— INSTRUCTIONS FOR THE TASK —
Pictures stay out; print the rest of the listing below exactly as it stands.

--- SUPPLIED MATERIAL Enclosed Below ---

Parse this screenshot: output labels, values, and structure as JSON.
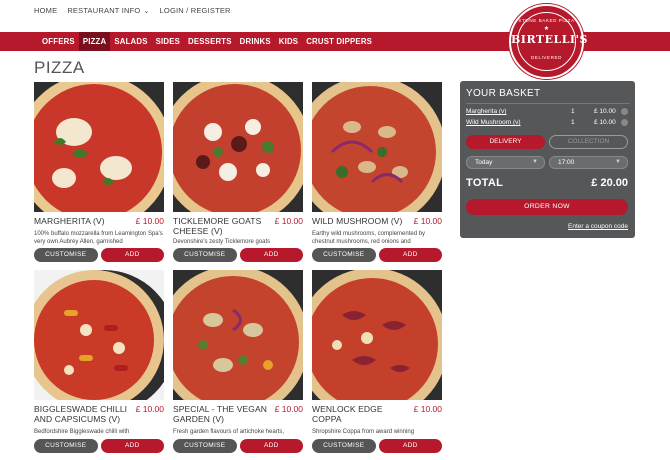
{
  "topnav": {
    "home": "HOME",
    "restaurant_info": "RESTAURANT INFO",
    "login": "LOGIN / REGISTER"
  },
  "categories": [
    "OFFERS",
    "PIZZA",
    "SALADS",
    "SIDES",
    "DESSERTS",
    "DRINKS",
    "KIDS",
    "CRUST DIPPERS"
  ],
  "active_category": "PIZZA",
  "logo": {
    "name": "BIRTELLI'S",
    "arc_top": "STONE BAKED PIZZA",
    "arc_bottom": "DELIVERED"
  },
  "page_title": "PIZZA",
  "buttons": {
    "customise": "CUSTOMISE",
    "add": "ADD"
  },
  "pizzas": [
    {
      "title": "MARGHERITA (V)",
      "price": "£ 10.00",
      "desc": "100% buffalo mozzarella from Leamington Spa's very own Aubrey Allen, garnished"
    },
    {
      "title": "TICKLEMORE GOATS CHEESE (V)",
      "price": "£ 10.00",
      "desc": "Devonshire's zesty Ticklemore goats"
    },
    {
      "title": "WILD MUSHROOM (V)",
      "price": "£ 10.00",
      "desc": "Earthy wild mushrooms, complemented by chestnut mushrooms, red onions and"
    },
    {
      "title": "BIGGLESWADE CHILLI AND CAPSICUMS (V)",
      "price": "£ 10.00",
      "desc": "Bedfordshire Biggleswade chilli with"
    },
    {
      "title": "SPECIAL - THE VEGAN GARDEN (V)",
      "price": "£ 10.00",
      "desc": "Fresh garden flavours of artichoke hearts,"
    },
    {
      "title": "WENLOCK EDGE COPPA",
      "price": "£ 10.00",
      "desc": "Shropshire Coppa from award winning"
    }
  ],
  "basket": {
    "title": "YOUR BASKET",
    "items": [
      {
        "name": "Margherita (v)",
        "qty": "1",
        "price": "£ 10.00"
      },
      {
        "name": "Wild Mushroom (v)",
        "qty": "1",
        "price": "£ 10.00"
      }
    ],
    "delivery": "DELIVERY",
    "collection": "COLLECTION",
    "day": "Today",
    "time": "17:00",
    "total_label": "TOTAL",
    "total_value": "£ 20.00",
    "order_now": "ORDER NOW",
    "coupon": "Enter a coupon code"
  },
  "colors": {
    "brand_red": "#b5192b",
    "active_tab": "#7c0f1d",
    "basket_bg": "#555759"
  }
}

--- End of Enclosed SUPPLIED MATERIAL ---

— WORKED SOLUTION —
Parse this screenshot: output labels, values, and structure as JSON.
{
  "topnav": {
    "home": "HOME",
    "restaurant_info": "RESTAURANT INFO",
    "login": "LOGIN / REGISTER"
  },
  "categories": [
    "OFFERS",
    "PIZZA",
    "SALADS",
    "SIDES",
    "DESSERTS",
    "DRINKS",
    "KIDS",
    "CRUST DIPPERS"
  ],
  "active_category": "PIZZA",
  "logo": {
    "name": "BIRTELLI'S",
    "arc_top": "STONE BAKED PIZZA",
    "arc_bottom": "DELIVERED"
  },
  "page_title": "PIZZA",
  "buttons": {
    "customise": "CUSTOMISE",
    "add": "ADD"
  },
  "pizzas": [
    {
      "title": "MARGHERITA (V)",
      "price": "£ 10.00",
      "desc": "100% buffalo mozzarella from Leamington Spa's very own Aubrey Allen, garnished"
    },
    {
      "title": "TICKLEMORE GOATS CHEESE (V)",
      "price": "£ 10.00",
      "desc": "Devonshire's zesty Ticklemore goats"
    },
    {
      "title": "WILD MUSHROOM (V)",
      "price": "£ 10.00",
      "desc": "Earthy wild mushrooms, complemented by chestnut mushrooms, red onions and"
    },
    {
      "title": "BIGGLESWADE CHILLI AND CAPSICUMS (V)",
      "price": "£ 10.00",
      "desc": "Bedfordshire Biggleswade chilli with"
    },
    {
      "title": "SPECIAL - THE VEGAN GARDEN (V)",
      "price": "£ 10.00",
      "desc": "Fresh garden flavours of artichoke hearts,"
    },
    {
      "title": "WENLOCK EDGE COPPA",
      "price": "£ 10.00",
      "desc": "Shropshire Coppa from award winning"
    }
  ],
  "basket": {
    "title": "YOUR BASKET",
    "items": [
      {
        "name": "Margherita (v)",
        "qty": "1",
        "price": "£ 10.00"
      },
      {
        "name": "Wild Mushroom (v)",
        "qty": "1",
        "price": "£ 10.00"
      }
    ],
    "delivery": "DELIVERY",
    "collection": "COLLECTION",
    "day": "Today",
    "time": "17:00",
    "total_label": "TOTAL",
    "total_value": "£ 20.00",
    "order_now": "ORDER NOW",
    "coupon": "Enter a coupon code"
  },
  "colors": {
    "brand_red": "#b5192b",
    "active_tab": "#7c0f1d",
    "basket_bg": "#555759"
  }
}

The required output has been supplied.